[Items from a dataset]
━━━━━━━━━━━━━━━━

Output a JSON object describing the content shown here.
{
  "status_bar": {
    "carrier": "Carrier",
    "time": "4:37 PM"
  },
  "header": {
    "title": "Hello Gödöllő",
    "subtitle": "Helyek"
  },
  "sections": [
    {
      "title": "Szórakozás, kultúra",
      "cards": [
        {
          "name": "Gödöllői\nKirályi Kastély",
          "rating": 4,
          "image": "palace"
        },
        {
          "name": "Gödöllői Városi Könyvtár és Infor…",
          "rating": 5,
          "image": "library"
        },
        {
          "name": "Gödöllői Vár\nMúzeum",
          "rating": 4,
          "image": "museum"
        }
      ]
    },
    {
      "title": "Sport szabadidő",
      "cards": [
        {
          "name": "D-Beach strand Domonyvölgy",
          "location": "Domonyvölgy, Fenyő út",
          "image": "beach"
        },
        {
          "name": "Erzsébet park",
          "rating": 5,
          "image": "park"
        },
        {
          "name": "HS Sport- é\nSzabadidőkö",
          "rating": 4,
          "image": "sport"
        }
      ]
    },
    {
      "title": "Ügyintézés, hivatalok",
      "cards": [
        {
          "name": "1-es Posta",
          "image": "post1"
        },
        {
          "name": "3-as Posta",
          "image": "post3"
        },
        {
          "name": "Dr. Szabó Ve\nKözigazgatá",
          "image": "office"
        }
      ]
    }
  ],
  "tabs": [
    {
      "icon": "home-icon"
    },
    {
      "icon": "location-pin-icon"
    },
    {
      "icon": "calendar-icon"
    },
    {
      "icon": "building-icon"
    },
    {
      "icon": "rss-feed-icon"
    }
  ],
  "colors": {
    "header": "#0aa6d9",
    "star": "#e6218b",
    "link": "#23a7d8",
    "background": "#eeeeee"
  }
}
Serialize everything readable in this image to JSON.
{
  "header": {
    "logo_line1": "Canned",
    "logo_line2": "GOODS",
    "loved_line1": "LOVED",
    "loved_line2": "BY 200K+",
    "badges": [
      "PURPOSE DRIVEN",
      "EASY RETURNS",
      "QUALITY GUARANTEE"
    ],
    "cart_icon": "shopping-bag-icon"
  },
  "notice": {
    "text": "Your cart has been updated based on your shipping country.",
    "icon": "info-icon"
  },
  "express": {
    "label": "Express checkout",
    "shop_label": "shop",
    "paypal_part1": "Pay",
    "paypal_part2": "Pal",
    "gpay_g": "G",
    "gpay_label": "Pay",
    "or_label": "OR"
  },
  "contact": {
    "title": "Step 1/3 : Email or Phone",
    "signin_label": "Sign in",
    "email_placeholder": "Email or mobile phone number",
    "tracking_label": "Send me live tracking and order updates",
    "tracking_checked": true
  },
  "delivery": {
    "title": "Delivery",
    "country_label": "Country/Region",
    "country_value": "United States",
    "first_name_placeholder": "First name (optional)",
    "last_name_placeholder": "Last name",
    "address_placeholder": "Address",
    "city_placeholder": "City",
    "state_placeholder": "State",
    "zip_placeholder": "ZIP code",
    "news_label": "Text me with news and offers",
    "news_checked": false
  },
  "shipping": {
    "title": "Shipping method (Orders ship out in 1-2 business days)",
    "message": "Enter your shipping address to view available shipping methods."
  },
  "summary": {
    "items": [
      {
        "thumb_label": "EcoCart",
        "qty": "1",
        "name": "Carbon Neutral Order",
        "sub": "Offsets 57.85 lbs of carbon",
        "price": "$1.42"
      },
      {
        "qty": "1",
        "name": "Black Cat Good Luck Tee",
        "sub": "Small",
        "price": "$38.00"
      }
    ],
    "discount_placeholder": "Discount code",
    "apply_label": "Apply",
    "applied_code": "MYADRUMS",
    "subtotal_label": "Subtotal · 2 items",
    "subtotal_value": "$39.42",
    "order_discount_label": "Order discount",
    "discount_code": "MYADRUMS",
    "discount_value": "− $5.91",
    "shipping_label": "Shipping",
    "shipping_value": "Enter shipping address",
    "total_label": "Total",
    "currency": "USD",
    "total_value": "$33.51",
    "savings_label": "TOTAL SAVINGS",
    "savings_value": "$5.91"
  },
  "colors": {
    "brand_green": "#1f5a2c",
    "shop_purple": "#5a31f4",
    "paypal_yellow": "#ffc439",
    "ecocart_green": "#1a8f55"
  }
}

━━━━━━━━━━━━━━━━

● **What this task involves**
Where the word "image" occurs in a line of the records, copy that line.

● **Response**
          "image": "palace"
          "image": "library"
          "image": "museum"
          "image": "beach"
          "image": "park"
          "image": "sport"
          "image": "post1"
          "image": "post3"
          "image": "office"
Serialize everything readable in this image to JSON.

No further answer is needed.